* DATA EXCERPTS *
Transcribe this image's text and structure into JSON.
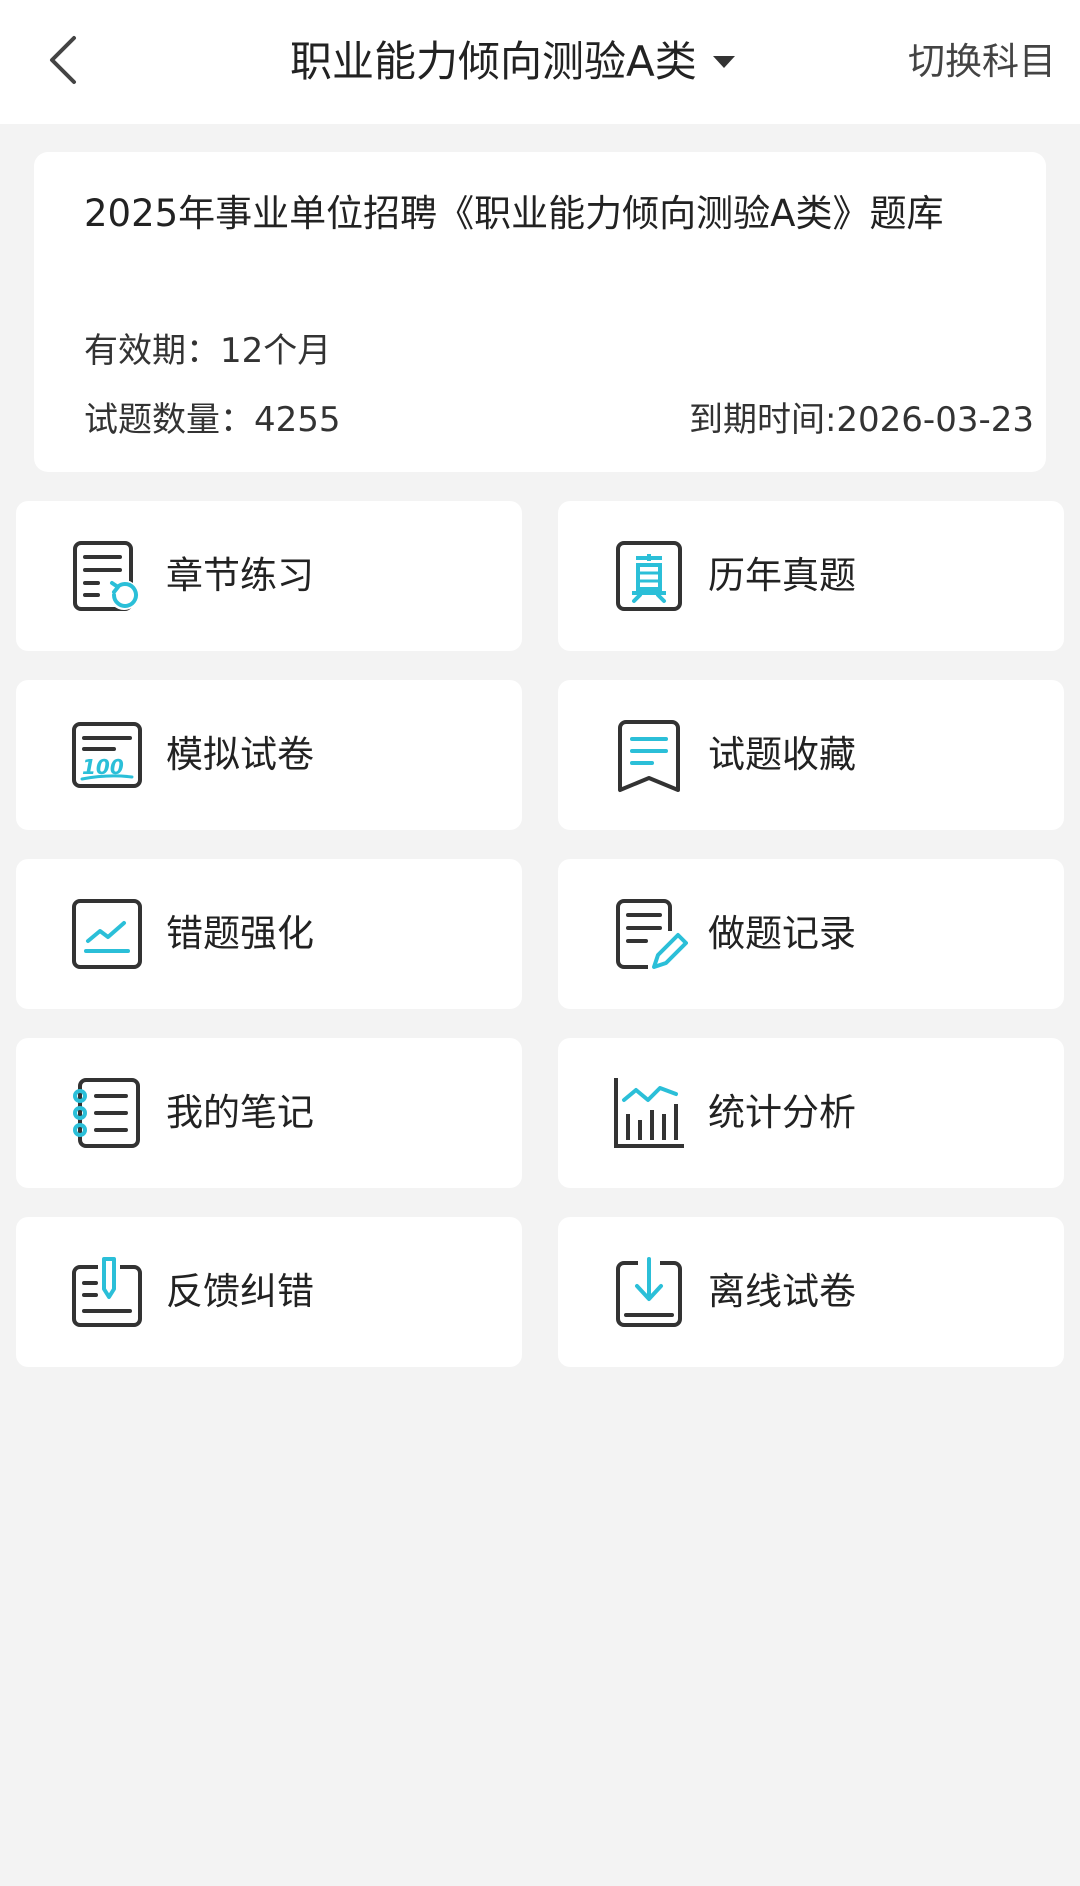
{
  "header": {
    "title": "职业能力倾向测验A类",
    "switch_label": "切换科目"
  },
  "info": {
    "title": "2025年事业单位招聘《职业能力倾向测验A类》题库",
    "validity": "有效期：12个月",
    "question_count": "试题数量：4255",
    "expiry": "到期时间:2026-03-23"
  },
  "menu": [
    {
      "label": "章节练习",
      "icon": "chapter-practice-icon"
    },
    {
      "label": "历年真题",
      "icon": "past-exams-icon"
    },
    {
      "label": "模拟试卷",
      "icon": "mock-paper-icon"
    },
    {
      "label": "试题收藏",
      "icon": "favorites-icon"
    },
    {
      "label": "错题强化",
      "icon": "wrong-questions-icon"
    },
    {
      "label": "做题记录",
      "icon": "practice-record-icon"
    },
    {
      "label": "我的笔记",
      "icon": "notes-icon"
    },
    {
      "label": "统计分析",
      "icon": "statistics-icon"
    },
    {
      "label": "反馈纠错",
      "icon": "feedback-icon"
    },
    {
      "label": "离线试卷",
      "icon": "offline-download-icon"
    }
  ],
  "colors": {
    "accent": "#2bbfd8",
    "stroke": "#333333",
    "background": "#f3f3f3"
  }
}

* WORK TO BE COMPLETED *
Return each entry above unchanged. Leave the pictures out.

* ANSWER BOX *
Transcribe this image's text and structure into JSON.
{
  "header": {
    "title": "职业能力倾向测验A类",
    "switch_label": "切换科目"
  },
  "info": {
    "title": "2025年事业单位招聘《职业能力倾向测验A类》题库",
    "validity": "有效期：12个月",
    "question_count": "试题数量：4255",
    "expiry": "到期时间:2026-03-23"
  },
  "menu": [
    {
      "label": "章节练习",
      "icon": "chapter-practice-icon"
    },
    {
      "label": "历年真题",
      "icon": "past-exams-icon"
    },
    {
      "label": "模拟试卷",
      "icon": "mock-paper-icon"
    },
    {
      "label": "试题收藏",
      "icon": "favorites-icon"
    },
    {
      "label": "错题强化",
      "icon": "wrong-questions-icon"
    },
    {
      "label": "做题记录",
      "icon": "practice-record-icon"
    },
    {
      "label": "我的笔记",
      "icon": "notes-icon"
    },
    {
      "label": "统计分析",
      "icon": "statistics-icon"
    },
    {
      "label": "反馈纠错",
      "icon": "feedback-icon"
    },
    {
      "label": "离线试卷",
      "icon": "offline-download-icon"
    }
  ],
  "colors": {
    "accent": "#2bbfd8",
    "stroke": "#333333",
    "background": "#f3f3f3"
  }
}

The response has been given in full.